"I love you more" has been an ongoing thing between my son and me.
He has declared on many a time, that it is he who loves me the mostest. I tell him there is no way.
"To the moon and beyond," he would say, pointing his little finger to the ceiling.
"I love you beyond where the stars can reach," I will counter. "Because I love you more."
"Impossible," is his response as he snuggles close, smiling happily at the knowledge that he is loved. I assure him it is not impossible at all, but very much the truth.
"You smell pretty," he tells me every time he gives me a hug.
The little bee charmer will even tell me I am beautiful when I am sitting at my laptop, hair piled on my head and a coffee stain on my blouse.
"No, I am not, baby," I will reply.
His arms will swing around my neck as he hugs me tight. "To me, you are."
No one told me how precious little boys were. All I remembered was hearing the rhyme about little girls being made of sugar and spice. I knew as a former little girl myself, that meant I could be quite the sassmaker.
Little boys were supposed to be made of snips and snails and puppy dog tails - in other words, dirty, vile and nasty things. I would take that over sass any day.
"Did you ever want a girl?" Cole asked me one day.
"No," I answered honestly.
"Even though you could play makeup and do hair and girlie stuff with a girl?"
"I am glad I had you and that you are you," was my sincere reply. This makes him smile widely as he skips off to play.
He is secure in the knowledge that he is loved, cherished and adored. He has boundaries, and rules to give him his parameters in which to grow and develop. Kindness and compassion are required; chocolate cake or brownies are perfectly acceptable for breakfast.
But I want him to stay that precious, innocent, tenderhearted child he is, just a little bit longer.
I worry that the world will make him hardened. I fear he will let someone's cruelty put out his inner ‘spark,' as he calls it. I dread the thought of him ever having a broken heart or dealing with any disappointment that can't be fixed by Mama making cupcakes or taking him to the park.

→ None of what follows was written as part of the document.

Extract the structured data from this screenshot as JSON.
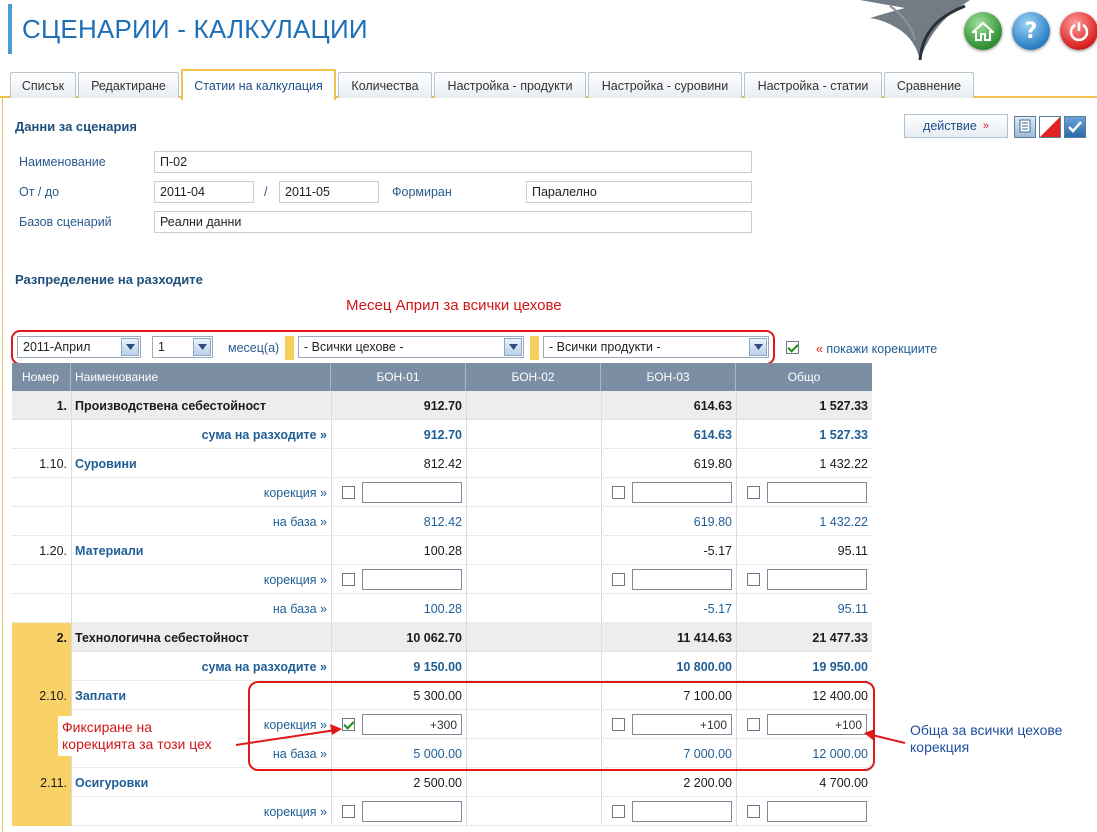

There may be a time, in the not so distant future, that Mama may not hold that special place in his heart as I do now. Where he doesn't come ask my opinion first, before he does a friend and where no matter what Daddy says, Mama's word is final. But I cherish the fact that now, for the time being, he is still my little boy and my one-and-only and my heart and that now, he thinks I hung the moon. My own teen years made me think my own mother knew nothing, a disillusion that I held until my mid-twenties.
Today, he rounded double digits, entering a new decade, one where he is now 10 and has been telling me, "I am not cute, I am serious," when I comment how adorable I think he is.
He still lets me hold his hand when we cross the street, or puts his arms around my waist to walk in step with me.
He sees no shame in showing his unabashed joy at seeing his aunt Karla, the weekend before the big 1-0 as he ran down the hall of the hotel with joy to jump into her arms.
He still has that great love affair with a certain plush pig and the other plushies of Piglandia, occasionally asking me if I still believe the pigs are real.
I always say yes.
He's changed so much in a lightning fast decade, growing taller, gaining quiet confidence and learning compassion. Teaching me about faith, tolerance and acceptance along the way. Things I should have taught him but he has brought the lessons to me.
He still needs Mama to help him fall asleep, as I sing him softly to sleep, me on one side, the pit mix, Angel Doodle on the other, guarding the pigs.
"I love you, Mama," he said sleepily.
"I love you more," I said, my standard reply.
This time, I noticed he didn't say, "Impossible."
The next day, again, we did our "I love you's" but he didn't reply with "Impossible."
"You know why I don't say impossible anymore?" he asked, seeing my questioning look. I nodded.
"I realized Mama, as much as I love you, I have realized, you do love me more. You have to; you're the mama. Mama's just have more love."
"So no more ‘impossible?'" I asked.
He shook his head. "No, sweet girl, because I know as much as I do love you, it could never match how much you love me. Because I do know, you do love me more."
He gave me a quick hug before he skipped off, to build things in Minecraft and watch his cartoons.
Growing up, faster than I liked but gaining insight and wisdom with each passing day.
Maybe, just maybe, he will let me hold his hand and sing him to sleep just a little bit longer.
Sudie Crouch is an award winning humor columnist and author of the recently e-published novel, "The Dahlman Files: A Tony Dahlman Paranormal Mystery."